Nov 1, 2005

In the Face of Death

4 Min Read

“I write these things to you who believe in the name of the Son of God that you may know that you have eternal life” (1 John 5:13). Are you afraid of dying? I have seen some people overcome their fear of death. Many become so tired of a chronic, debilitating illness and embrace death as a relief. Some people are so weighed down with the pressures of life they welcome death as an escape. Most of us have known such feelings. But that is not the way the Bible says Christians should find deliverance from the fear of the grave.

“For God so loved the world, that he gave his only Son, that whoever believes in him should not perish but have eternal life. For God did not send his Son into the world to condemn the world, but in order that the world might be saved through him. Whoever believes in him is not condemned, but whoever does not believe is condemned already, because he has not believed in the name of the only Son of God” (John 3:14–18). Jesus made the teaching of the Old Testament clear: His people would live with Him forever. In his writings, the apostle John continually reminded his readers they had eternal life. That is an important truth to know. Think about how differently you would face death if you knew Jesus had prepared a magnificent life and home for you. When the Philippian church wrote the imprisoned Paul expressing its concern that Caesar would execute him, his response demonstrated a fearless anticipation: “To live is Christ; to die is gain” (1:21).

Confidence in the face of death — this has always been a characteristic of God’s children. Although David was constantly surrounded by death he walked with an intrepid poise: “Even though I walk through the valley of the shadow of death, I will fear no evil, for You are with me” (Ps. 23:4). Job used graphic words to describe what death would do to his body, yet he remained unshaken: “For I know that my Redeemer lives, and at the last he will stand upon the earth. And after my skin has been thus destroyed, yet in my flesh I shall see God, whom I shall see for myself” (19:26). Job, David, Paul, and Jesus were not speaking of relief from the pressures of this world or release from the grip of a specific disease, they were speaking in anticipation of “eternal life” in glory with God.

When I think of a young man named George Coors I laugh and cry at the same time.
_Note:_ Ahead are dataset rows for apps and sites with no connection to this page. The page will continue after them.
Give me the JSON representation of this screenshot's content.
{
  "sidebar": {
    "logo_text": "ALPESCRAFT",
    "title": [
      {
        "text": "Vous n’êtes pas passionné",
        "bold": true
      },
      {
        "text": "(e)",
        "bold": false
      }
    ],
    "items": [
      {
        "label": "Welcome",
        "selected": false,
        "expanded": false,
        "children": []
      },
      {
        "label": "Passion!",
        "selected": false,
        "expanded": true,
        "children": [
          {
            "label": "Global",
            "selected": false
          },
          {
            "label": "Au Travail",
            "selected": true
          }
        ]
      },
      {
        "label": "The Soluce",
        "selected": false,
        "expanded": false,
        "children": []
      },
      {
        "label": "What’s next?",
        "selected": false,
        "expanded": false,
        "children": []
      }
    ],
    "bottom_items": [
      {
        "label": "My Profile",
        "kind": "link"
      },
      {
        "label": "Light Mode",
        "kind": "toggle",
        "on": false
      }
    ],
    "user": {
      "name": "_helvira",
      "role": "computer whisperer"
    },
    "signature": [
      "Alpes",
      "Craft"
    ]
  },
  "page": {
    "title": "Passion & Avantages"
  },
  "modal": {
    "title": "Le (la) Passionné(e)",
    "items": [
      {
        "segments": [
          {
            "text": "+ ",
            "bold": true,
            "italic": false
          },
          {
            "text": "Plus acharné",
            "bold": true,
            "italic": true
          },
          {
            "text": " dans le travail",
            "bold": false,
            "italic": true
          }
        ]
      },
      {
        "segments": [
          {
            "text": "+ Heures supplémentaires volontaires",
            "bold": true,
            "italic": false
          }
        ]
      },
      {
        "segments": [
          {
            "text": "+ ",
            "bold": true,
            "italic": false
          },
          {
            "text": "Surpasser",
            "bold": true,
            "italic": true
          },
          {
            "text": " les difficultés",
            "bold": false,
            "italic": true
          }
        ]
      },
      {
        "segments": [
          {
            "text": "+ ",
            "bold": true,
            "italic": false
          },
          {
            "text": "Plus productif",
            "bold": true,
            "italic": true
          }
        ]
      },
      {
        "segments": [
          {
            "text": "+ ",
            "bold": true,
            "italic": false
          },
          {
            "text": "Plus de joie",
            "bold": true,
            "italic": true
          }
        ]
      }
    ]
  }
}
He was so full of life and fun. Yet he suffered from birth with cystic fibrosis. George was not expected to live through his first year. Somehow, he lived twenty-five rich, full years. He was larger than life — never giving in to his disease. He led a gang of notorious hedonists. Somewhere along the way God changed George’s life. He still had his wonderful love of life, but now he loved Jesus more. And just as he had lived fast, hard, and full before Christ, He began to live fast, hard, and full for Christ. All over town lives were changed by the impact of young Coors. But that insipid disease crept onward, slowly killing his body. In early 1985 he had been in the hospital for two months. His life was slipping away. He was still full of mischief. One evening he laid his head on the bedside table, his friends thought it was over. He suddenly sat up and said, “Fooled you, didn’t I?” You may think that morbid — it was just vintage George Coors. Later that evening the end really was close. With a clear voice he said, “I can see heaven; you will never have this chance again to ask questions. I feel so filled with wisdom and love — the light is so unreal and God is here! I have been so stupid — it is so simple — I am healed and whole again.” He departed for glory with those words. George, like Job, David, and Paul, had his eyes fixed on heaven. I believe that is what John understood. He wanted us to be confident that we have eternal life.

A Dutchman suffering from a chronic illness was preparing to be euthanized (euthanasia is legal in Holland). Before he died his wife remarked that she was disappointed because he was leaving without her. He replied, “You know where to find me. Look for me at the Milky Way and the Big Dipper.” That sounds so brave, but where did that dying man get such an idea? What was the basis for his belief that he would be somewhere in the galaxy? He had no basis for making such a statement. It was a poetic thought with no historical foundation. So, is the Christian’s claim of eternal life “pie-in-the-sky by and by”? The apostle John had scientific and historical foundations for his confidence.

He had seen Jesus give life to men who had died. He had seen Jesus Himself die, he had seen Him buried, he had seen Him walk out of the tomb. Jesus told John: “In my Father’s house are many rooms. If it were not so, would I have told you that I go to prepare a place for you? And if I go and prepare a place for you, I will come again and take you to Myself, that where I am you may be also” (John 14:2).

I love this life; I love living, even in this fallen world. I hate death. I am not looking forward to dying physically. The allies of death are sickness, pain, and agony. But I am looking forward to heaven. Father, so set our eyes and hearts on eternal life in Christ, that we are able to face death with poise and passionate confidence. May life in glory become so large that death becomes small and pales into the anemic worm that it is. Amen.